CIHR funding boosts Queen's research into breast cancer treatment
Peter Greer (Pathology and Molecular Medicine) has received $1.6 million for two research projects aimed at developing new treatments to slow tumour growth in breast cancer.
"We have been working on these projects for several years and are delighted that both grants were renewed in the last Canadian Institute for Health Research (CIHR) competition,” says Dr. Greer.
The researchers in Dr. Greer’s lab are looking at the impact of two enzymes – Fer and calpain – on tumour growth.
In previous studies at Queen's Cancer Research Institute, Dr. Greer and his research team have shown that inhibiting these enzymes slows cancer growth. Further research is aimed at a deeper understanding of how Fer and calpain contribute to causing tumours, and at developing new drugs to target the enzymes in cancer treatment.
Fer regulates cellular functions by adding phosphates to proteins to affect their functions, and calpain regulates cell behaviour by splitting proteins into smaller peptides.
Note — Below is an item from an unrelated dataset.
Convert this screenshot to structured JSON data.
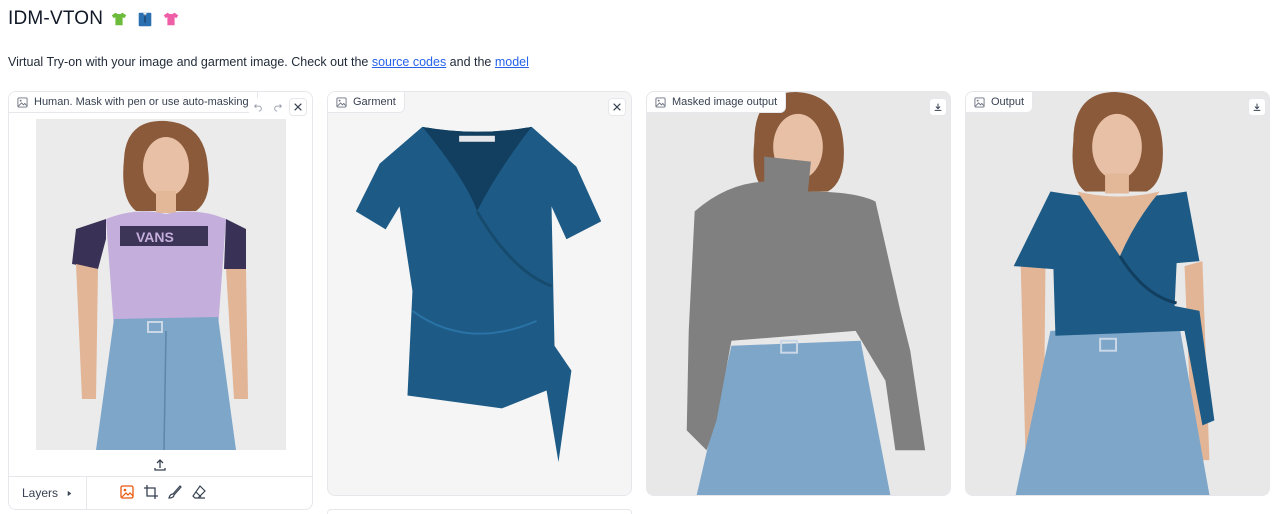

“There are exciting new technologies and huge amounts of knowledge coming down the pipe that are revealing the biological complexities of cancer at a much more sophisticated level,” says Dr. Greer. “I hope to see some of the work we have done contribute to that further understanding of cancer and to improved treatments for breast and other cancer in the future.”
Cancer is a disease of gene mutations. The challenge for cancer biologists is to determine how gene products, and in some cases mutant versions of them, interact in ways that control cancer cell survival and production, as well as migration and invasion properties leading to the spread of disease.